I’ve had my LEAF 6 months now, it’s a great car and continues to provide a better driving experience at vastly reduced running costs. The car hasn’t come up to its first scheduled service yet, that’s due at 7,500 miles when the only item to be done at that service interval is rotate the tires.
Reliability has been flawless. I anticipated needing to take the car (or have it towed) to the dealer every month or two given that this is a first generation electric vehicle from Nissan. There are a lot of new technical advances in this car, you’d expect higher than average failure. Not so, Nissan have engineered this car well. Not one problem in six months. It was off the road for 3 weeks due to an accident involving a deer but that’s not attributable to reliability. The good news is even though this is a brand new model, the body parts were readily available in the US within 48 hours, no need for the body shop to wait for parts to be shipped from Japan.
Changing Driving Habits
Nissan have gone to great lengths to make driving the LEAF exactly like a regular car, but driving an EV *is* different to a regular vehicle. The range varies much more due to driving habits than a gas car would. I believe this is partly due to the fact that aggressive driving in a gas car isn’t reflected immediately on the gas gauge or at the gas pump. With an EV you see the difference as you drive. However I do believe the effect of careful or aggressive driving is more marked with an EV.
As a result, I have changed my driving habits as the feedback about my driving efficiency is more instantaneous and obvious. There have been some surprises as I have adapted my driving style and routes chosen. For example, driving to downtown Nashville I can take the interstate or the side roads. Previously I would always use the interstate to go to Nashville, a very painful experience during rush hour. Did you know that at 7am on a weekday morning Gallatin Road around Rivergate flows freely all the way to Old Hickory while I-65 backs up for miles and is a parking lot? A quick drive down Briarville to Ellington Parkway and I’m in downtown Nashville within 35 minutes of leaving home. No need to fight through Trinity Lane on I-65. Using the side roads I use just 1/4 of a charge to get to downtown Nashville, using the interstate it’s a little over a 1/3 of a charge. Fast and cheap :-)
The LEAF has made me change how I drive a gas car too! On a trip I’ll use the Altima’s range estimate display to determine driving style and when I need to stop for gas. Previously I’d fill up when it got to 1/4 full. With 1/4 tank of gas the Altima has 80 miles or more of range, who knew? I see the range go up and down as I adjust speed and as a result use less gas.
A common complaint regarding the LEAF is that the remaining range as displayed on the dash is hopelessly erratic and optimistic. I noticed similar erratic changes in a gas car range as well as driving habits change. It works the similar an EV, the only difference is that gas car drivers don’t pay attention nor know the effect they are having on their fuel efficiency. On a recent trip to Birmingham I got 32mpg out of the Altima, previously I would have got maybe 27-28.

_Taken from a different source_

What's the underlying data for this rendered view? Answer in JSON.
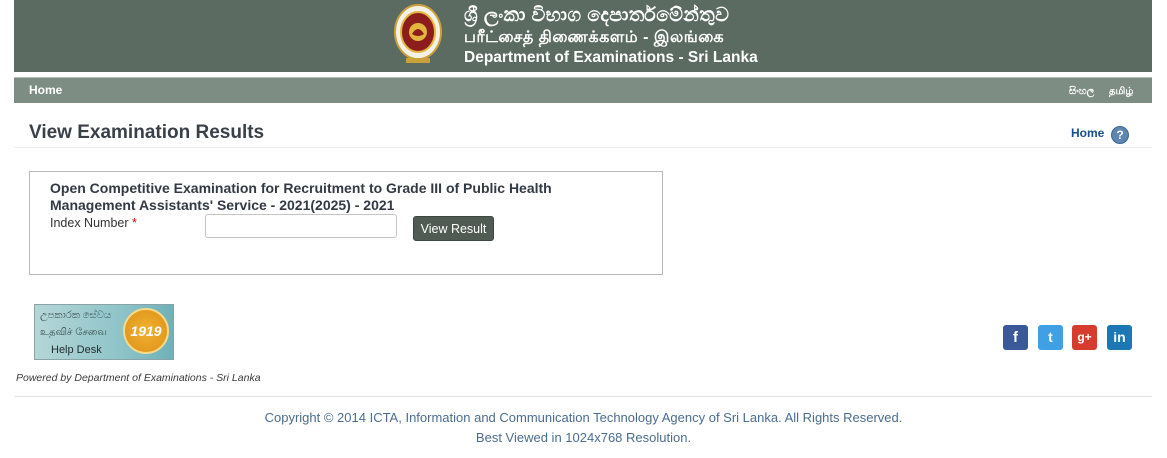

Use of ECO Mode
When I first got the vehicle I hated ECO mode. The car lost it’s peppiness off the line and I was uncomfortable in situations where I might need to accelerate hard turning into/across traffic lanes. I’ve discovered however that full power *is* available in ECO mode, you just have to push the accelerator all the way. The main benefit of ECO mode is better regenerative braking and deceleration, resulting in markedly improved efficiency.
I now drive in ECO mode in preference to standard Drive.
Effects of Cold Weather and use of Heater
Using the heater in the LEAF does impact driving range, up to 20% on very cold days in the low 20′s. This is more dramatic than I had anticipated, I expected maybe a 10% difference. A handy feature of the LEAF is that it can be pre-heated while still conneceted to a charger, so it’s nice and toasty whe you set off, reducing the demand on the battery to heat the car. Keeping it warm is less demanding than warming up from freezing cold, Nissan provided the pre-heat feature for a good reason!
My 30 mile commute means I have no worries even though the range is less in the winter months. It’s great to have a nice warm car when stepping into the car at the parking lot at work at the end of the day, no need to wait for the engine to get warm as you shiver. The heater isn’t as effective as the A/C and uses much more power. The A/C in hot summer months only effects range by 3-4% (less than a gas car). Heater use and speed are the enemy of the EV driver.
If I go on an extended journey where range maybe a concern, I adjust speed to compensate for the heater using more power, so other than arriving a few minutes later, I don’t lose the ability to get where I need to go. I did experiment turning the heater off, but you know what? You get cold.